_TASK DESCRIPTION_
Every record below is to be retyped exactly, with the pictures left out.
════════
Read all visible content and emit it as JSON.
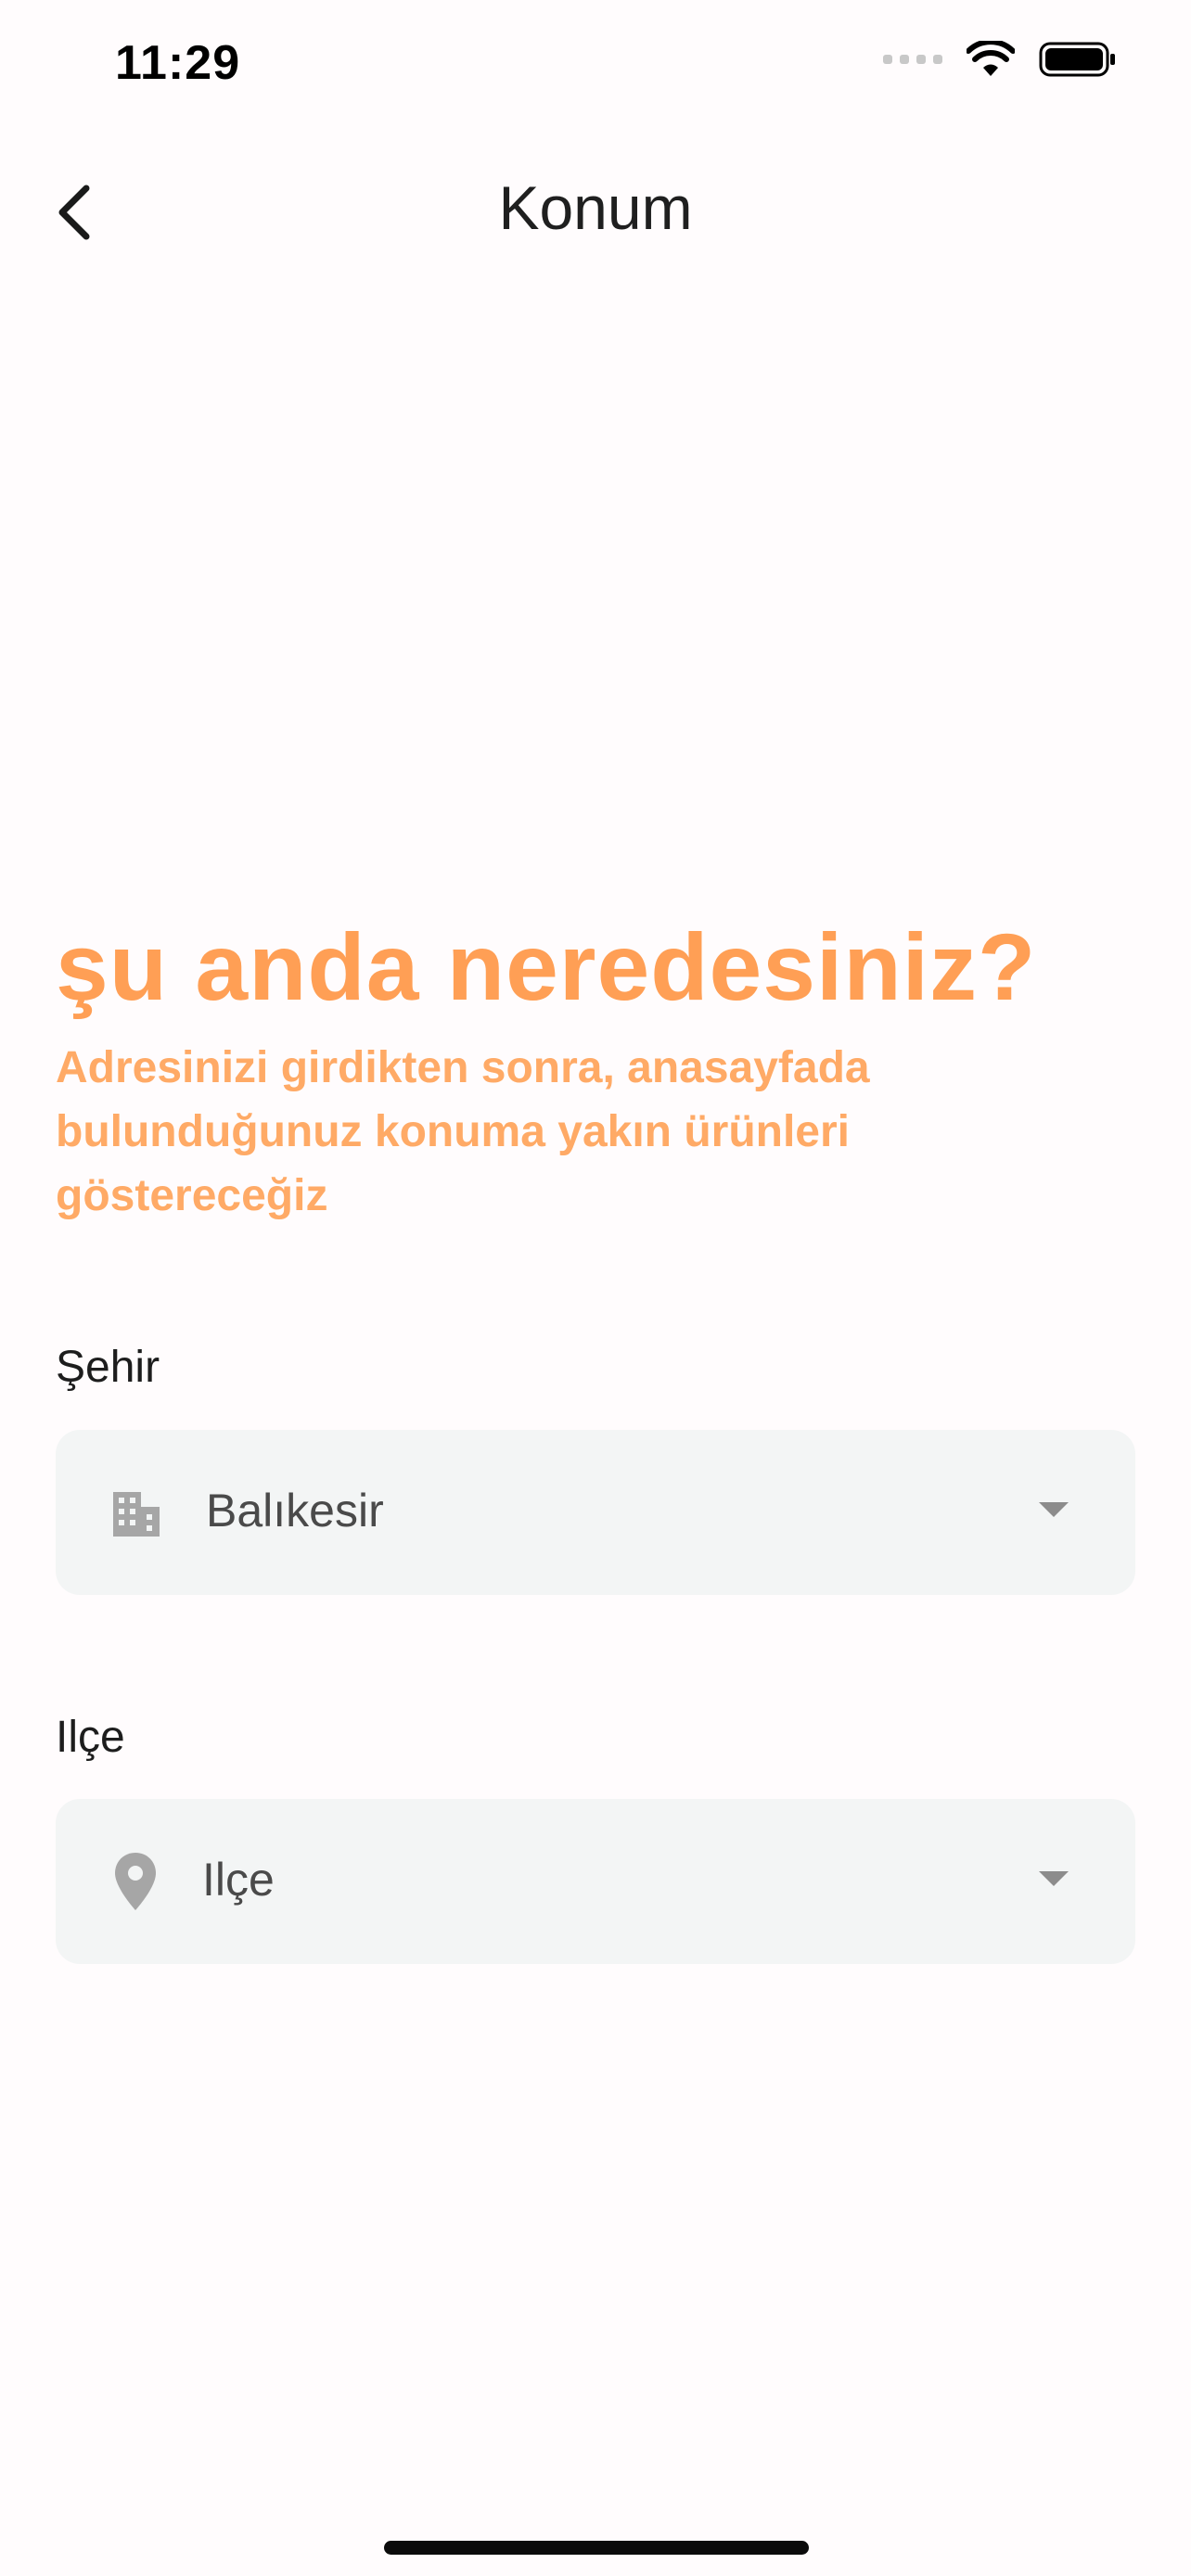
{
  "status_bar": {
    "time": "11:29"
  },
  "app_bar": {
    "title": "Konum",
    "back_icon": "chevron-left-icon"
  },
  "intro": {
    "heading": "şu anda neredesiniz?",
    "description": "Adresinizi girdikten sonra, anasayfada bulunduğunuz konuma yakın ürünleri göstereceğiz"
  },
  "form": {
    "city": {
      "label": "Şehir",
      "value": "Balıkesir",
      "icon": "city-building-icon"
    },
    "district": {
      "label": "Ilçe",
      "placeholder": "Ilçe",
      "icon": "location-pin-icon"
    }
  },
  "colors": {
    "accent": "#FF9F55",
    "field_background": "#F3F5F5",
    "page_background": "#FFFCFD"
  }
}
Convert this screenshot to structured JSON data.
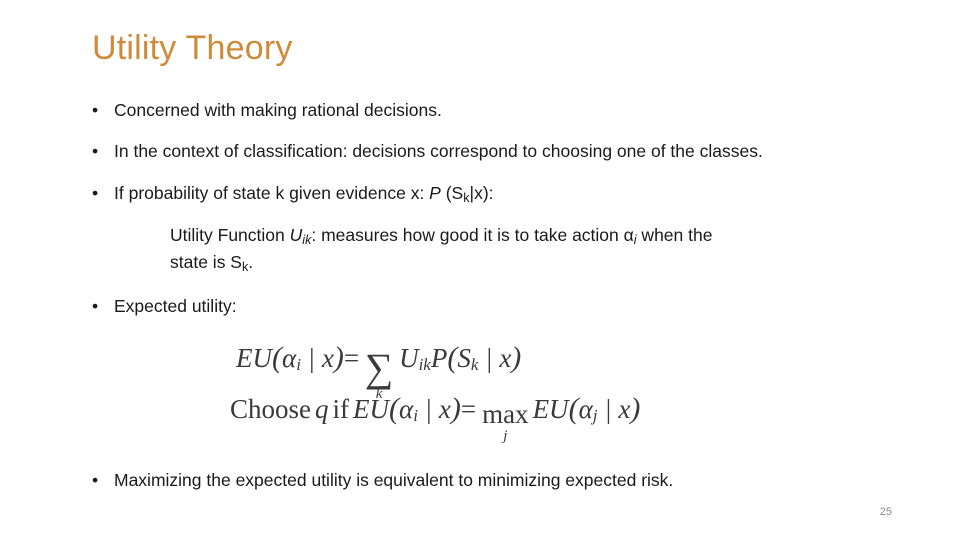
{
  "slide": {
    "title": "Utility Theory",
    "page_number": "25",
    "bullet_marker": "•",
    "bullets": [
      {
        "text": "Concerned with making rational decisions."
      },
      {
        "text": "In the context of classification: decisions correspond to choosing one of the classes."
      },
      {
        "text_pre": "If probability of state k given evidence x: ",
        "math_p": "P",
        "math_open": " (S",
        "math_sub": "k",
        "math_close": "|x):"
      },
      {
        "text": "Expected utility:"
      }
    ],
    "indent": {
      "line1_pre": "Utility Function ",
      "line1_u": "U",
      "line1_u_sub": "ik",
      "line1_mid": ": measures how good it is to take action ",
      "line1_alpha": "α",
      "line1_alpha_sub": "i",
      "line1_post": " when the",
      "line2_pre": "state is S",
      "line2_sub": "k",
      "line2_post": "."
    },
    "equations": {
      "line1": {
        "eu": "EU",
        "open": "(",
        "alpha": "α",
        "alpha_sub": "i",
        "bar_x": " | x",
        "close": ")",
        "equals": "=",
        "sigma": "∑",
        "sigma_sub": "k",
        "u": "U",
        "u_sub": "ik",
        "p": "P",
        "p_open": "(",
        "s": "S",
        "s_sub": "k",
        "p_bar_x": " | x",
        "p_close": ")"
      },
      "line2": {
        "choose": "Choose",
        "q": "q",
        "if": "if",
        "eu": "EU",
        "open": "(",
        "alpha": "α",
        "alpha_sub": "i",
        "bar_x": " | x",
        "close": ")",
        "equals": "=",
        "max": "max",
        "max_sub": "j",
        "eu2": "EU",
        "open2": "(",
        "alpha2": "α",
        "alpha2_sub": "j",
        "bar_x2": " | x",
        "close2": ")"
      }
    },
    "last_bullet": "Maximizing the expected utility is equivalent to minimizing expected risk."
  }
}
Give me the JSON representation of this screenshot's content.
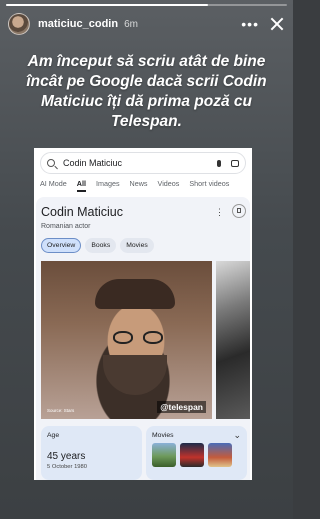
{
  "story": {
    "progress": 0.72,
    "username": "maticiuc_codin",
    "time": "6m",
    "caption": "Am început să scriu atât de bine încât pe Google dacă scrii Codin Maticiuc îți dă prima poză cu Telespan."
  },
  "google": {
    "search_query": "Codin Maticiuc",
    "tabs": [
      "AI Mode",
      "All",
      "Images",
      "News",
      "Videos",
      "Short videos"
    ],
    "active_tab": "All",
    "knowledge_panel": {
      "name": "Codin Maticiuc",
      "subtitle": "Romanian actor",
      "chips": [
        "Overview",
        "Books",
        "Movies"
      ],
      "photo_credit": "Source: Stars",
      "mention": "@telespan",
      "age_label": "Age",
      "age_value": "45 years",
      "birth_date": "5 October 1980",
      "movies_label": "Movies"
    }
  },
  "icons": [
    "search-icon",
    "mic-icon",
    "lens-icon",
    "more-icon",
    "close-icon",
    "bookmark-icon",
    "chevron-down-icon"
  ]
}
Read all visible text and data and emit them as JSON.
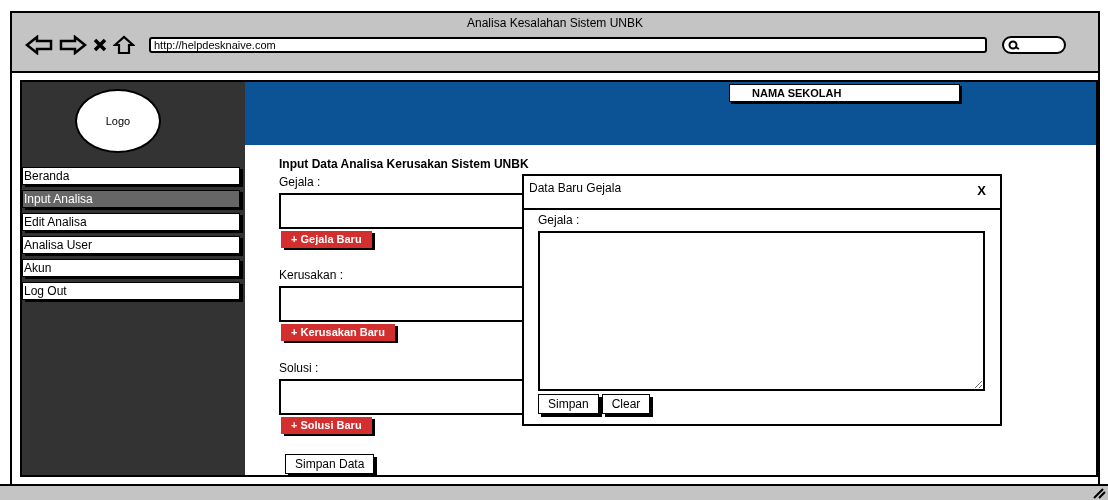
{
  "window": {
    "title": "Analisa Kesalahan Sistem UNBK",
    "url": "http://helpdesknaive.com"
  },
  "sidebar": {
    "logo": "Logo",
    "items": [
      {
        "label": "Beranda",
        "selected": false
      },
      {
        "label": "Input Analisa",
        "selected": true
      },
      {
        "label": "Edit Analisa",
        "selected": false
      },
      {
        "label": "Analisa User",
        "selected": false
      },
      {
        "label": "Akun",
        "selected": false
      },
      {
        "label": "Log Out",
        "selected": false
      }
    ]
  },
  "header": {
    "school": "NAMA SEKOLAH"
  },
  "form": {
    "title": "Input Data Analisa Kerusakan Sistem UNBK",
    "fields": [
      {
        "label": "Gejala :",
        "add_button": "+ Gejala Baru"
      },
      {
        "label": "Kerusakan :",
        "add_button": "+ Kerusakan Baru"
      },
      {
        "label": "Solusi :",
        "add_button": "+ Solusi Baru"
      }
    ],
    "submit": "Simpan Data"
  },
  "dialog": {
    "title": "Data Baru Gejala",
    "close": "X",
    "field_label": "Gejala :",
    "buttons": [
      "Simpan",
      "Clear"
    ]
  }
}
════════
_RESULT FOR THIS TASK_
Read all visible content and emit it as JSON.
{
  "status_bar": {
    "time": "11:29"
  },
  "app_bar": {
    "title": "Konum",
    "back_icon": "chevron-left-icon"
  },
  "intro": {
    "heading": "şu anda neredesiniz?",
    "description": "Adresinizi girdikten sonra, anasayfada bulunduğunuz konuma yakın ürünleri göstereceğiz"
  },
  "form": {
    "city": {
      "label": "Şehir",
      "value": "Balıkesir",
      "icon": "city-building-icon"
    },
    "district": {
      "label": "Ilçe",
      "placeholder": "Ilçe",
      "icon": "location-pin-icon"
    }
  },
  "colors": {
    "accent": "#FF9F55",
    "field_background": "#F3F5F5",
    "page_background": "#FFFCFD"
  }
}
Convert this screenshot to structured JSON data.
{
  "slide": {
    "title": "Utility Theory",
    "page_number": "25",
    "bullet_marker": "•",
    "bullets": [
      {
        "text": "Concerned with making rational decisions."
      },
      {
        "text": "In the context of classification: decisions correspond to choosing one of the classes."
      },
      {
        "text_pre": "If probability of state k given evidence x: ",
        "math_p": "P",
        "math_open": " (S",
        "math_sub": "k",
        "math_close": "|x):"
      },
      {
        "text": "Expected utility:"
      }
    ],
    "indent": {
      "line1_pre": "Utility Function ",
      "line1_u": "U",
      "line1_u_sub": "ik",
      "line1_mid": ": measures how good it is to take action ",
      "line1_alpha": "α",
      "line1_alpha_sub": "i",
      "line1_post": " when the",
      "line2_pre": "state is S",
      "line2_sub": "k",
      "line2_post": "."
    },
    "equations": {
      "line1": {
        "eu": "EU",
        "open": "(",
        "alpha": "α",
        "alpha_sub": "i",
        "bar_x": " | x",
        "close": ")",
        "equals": "=",
        "sigma": "∑",
        "sigma_sub": "k",
        "u": "U",
        "u_sub": "ik",
        "p": "P",
        "p_open": "(",
        "s": "S",
        "s_sub": "k",
        "p_bar_x": " | x",
        "p_close": ")"
      },
      "line2": {
        "choose": "Choose",
        "q": "q",
        "if": "if",
        "eu": "EU",
        "open": "(",
        "alpha": "α",
        "alpha_sub": "i",
        "bar_x": " | x",
        "close": ")",
        "equals": "=",
        "max": "max",
        "max_sub": "j",
        "eu2": "EU",
        "open2": "(",
        "alpha2": "α",
        "alpha2_sub": "j",
        "bar_x2": " | x",
        "close2": ")"
      }
    },
    "last_bullet": "Maximizing the expected utility is equivalent to minimizing expected risk."
  }
}
Give me the JSON representation of this screenshot's content.
{
  "story": {
    "progress": 0.72,
    "username": "maticiuc_codin",
    "time": "6m",
    "caption": "Am început să scriu atât de bine încât pe Google dacă scrii Codin Maticiuc îți dă prima poză cu Telespan."
  },
  "google": {
    "search_query": "Codin Maticiuc",
    "tabs": [
      "AI Mode",
      "All",
      "Images",
      "News",
      "Videos",
      "Short videos"
    ],
    "active_tab": "All",
    "knowledge_panel": {
      "name": "Codin Maticiuc",
      "subtitle": "Romanian actor",
      "chips": [
        "Overview",
        "Books",
        "Movies"
      ],
      "photo_credit": "Source: Stars",
      "mention": "@telespan",
      "age_label": "Age",
      "age_value": "45 years",
      "birth_date": "5 October 1980",
      "movies_label": "Movies"
    }
  },
  "icons": [
    "search-icon",
    "mic-icon",
    "lens-icon",
    "more-icon",
    "close-icon",
    "bookmark-icon",
    "chevron-down-icon"
  ]
}
Read all visible text and data and emit them as JSON.
{
  "window": {
    "title": "Analisa Kesalahan Sistem UNBK",
    "url": "http://helpdesknaive.com"
  },
  "sidebar": {
    "logo": "Logo",
    "items": [
      {
        "label": "Beranda",
        "selected": false
      },
      {
        "label": "Input Analisa",
        "selected": true
      },
      {
        "label": "Edit Analisa",
        "selected": false
      },
      {
        "label": "Analisa User",
        "selected": false
      },
      {
        "label": "Akun",
        "selected": false
      },
      {
        "label": "Log Out",
        "selected": false
      }
    ]
  },
  "header": {
    "school": "NAMA SEKOLAH"
  },
  "form": {
    "title": "Input Data Analisa Kerusakan Sistem UNBK",
    "fields": [
      {
        "label": "Gejala :",
        "add_button": "+ Gejala Baru"
      },
      {
        "label": "Kerusakan :",
        "add_button": "+ Kerusakan Baru"
      },
      {
        "label": "Solusi :",
        "add_button": "+ Solusi Baru"
      }
    ],
    "submit": "Simpan Data"
  },
  "dialog": {
    "title": "Data Baru Gejala",
    "close": "X",
    "field_label": "Gejala :",
    "buttons": [
      "Simpan",
      "Clear"
    ]
  }
}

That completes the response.